-- LISTED ENTRIES --
++++++++++++++++++++
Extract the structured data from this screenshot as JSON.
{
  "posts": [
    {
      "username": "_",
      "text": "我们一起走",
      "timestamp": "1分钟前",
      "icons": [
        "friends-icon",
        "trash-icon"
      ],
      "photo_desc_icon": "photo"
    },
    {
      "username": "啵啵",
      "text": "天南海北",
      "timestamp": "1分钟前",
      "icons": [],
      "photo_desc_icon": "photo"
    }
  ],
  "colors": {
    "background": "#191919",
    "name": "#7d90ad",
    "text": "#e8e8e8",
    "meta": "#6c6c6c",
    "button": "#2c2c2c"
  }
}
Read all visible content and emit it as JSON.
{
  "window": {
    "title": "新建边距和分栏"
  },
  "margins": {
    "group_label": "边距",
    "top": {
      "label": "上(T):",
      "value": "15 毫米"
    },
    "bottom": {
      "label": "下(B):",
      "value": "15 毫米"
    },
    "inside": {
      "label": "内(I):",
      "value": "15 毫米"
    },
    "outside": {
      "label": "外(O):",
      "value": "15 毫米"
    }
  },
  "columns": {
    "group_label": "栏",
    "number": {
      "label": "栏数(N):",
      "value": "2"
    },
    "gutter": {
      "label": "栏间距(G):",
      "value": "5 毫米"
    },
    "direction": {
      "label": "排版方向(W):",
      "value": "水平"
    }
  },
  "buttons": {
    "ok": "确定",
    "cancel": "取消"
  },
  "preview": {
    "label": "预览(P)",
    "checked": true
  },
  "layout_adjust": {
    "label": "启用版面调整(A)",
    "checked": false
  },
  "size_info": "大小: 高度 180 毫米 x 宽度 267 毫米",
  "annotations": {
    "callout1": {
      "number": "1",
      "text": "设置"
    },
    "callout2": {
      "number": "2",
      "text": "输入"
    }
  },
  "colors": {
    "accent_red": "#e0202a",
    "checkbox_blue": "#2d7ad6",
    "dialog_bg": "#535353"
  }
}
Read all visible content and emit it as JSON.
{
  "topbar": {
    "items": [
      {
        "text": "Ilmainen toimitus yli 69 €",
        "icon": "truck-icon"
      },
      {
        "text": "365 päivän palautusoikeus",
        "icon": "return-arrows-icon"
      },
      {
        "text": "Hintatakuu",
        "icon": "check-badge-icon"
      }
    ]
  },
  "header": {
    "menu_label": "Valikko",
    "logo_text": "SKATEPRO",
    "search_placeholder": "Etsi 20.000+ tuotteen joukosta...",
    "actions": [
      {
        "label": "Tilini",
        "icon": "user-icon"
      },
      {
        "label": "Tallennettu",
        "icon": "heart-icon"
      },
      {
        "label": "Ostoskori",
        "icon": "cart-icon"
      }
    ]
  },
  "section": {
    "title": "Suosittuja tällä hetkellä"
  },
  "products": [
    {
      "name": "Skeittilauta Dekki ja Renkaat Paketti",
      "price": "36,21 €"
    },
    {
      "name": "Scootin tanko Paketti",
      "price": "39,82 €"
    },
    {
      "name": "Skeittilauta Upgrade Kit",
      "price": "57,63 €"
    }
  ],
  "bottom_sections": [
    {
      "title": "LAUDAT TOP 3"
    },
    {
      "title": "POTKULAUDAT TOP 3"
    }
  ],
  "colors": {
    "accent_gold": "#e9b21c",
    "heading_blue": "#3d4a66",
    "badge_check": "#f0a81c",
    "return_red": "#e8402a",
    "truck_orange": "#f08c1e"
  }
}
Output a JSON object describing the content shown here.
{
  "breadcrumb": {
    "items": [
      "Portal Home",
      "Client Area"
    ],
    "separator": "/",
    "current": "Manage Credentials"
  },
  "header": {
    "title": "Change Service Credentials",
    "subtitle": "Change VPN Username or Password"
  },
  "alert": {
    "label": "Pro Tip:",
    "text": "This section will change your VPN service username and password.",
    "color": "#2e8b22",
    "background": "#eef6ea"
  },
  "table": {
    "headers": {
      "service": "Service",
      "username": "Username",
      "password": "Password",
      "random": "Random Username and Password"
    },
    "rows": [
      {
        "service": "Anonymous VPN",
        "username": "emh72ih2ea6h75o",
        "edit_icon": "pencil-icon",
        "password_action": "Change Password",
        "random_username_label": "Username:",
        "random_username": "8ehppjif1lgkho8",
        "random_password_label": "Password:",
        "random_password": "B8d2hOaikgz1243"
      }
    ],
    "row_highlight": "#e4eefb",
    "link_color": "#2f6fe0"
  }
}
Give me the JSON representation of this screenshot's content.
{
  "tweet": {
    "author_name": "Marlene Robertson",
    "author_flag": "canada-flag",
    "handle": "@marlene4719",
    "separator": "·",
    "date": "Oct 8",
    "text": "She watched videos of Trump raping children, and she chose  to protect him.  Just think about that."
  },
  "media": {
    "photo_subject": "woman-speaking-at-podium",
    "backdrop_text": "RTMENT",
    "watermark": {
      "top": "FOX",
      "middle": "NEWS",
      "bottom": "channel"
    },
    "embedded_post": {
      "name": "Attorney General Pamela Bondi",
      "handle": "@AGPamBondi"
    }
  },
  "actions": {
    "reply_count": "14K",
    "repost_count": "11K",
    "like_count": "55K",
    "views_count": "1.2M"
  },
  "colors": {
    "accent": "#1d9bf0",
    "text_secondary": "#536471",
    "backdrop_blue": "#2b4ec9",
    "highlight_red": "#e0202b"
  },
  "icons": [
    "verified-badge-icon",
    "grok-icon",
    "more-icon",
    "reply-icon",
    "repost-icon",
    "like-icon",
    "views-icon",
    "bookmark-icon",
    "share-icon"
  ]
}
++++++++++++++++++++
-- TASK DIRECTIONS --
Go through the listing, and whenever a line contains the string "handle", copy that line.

-- ANSWER BOX --
    "handle": "@marlene4719",
      "handle": "@AGPamBondi"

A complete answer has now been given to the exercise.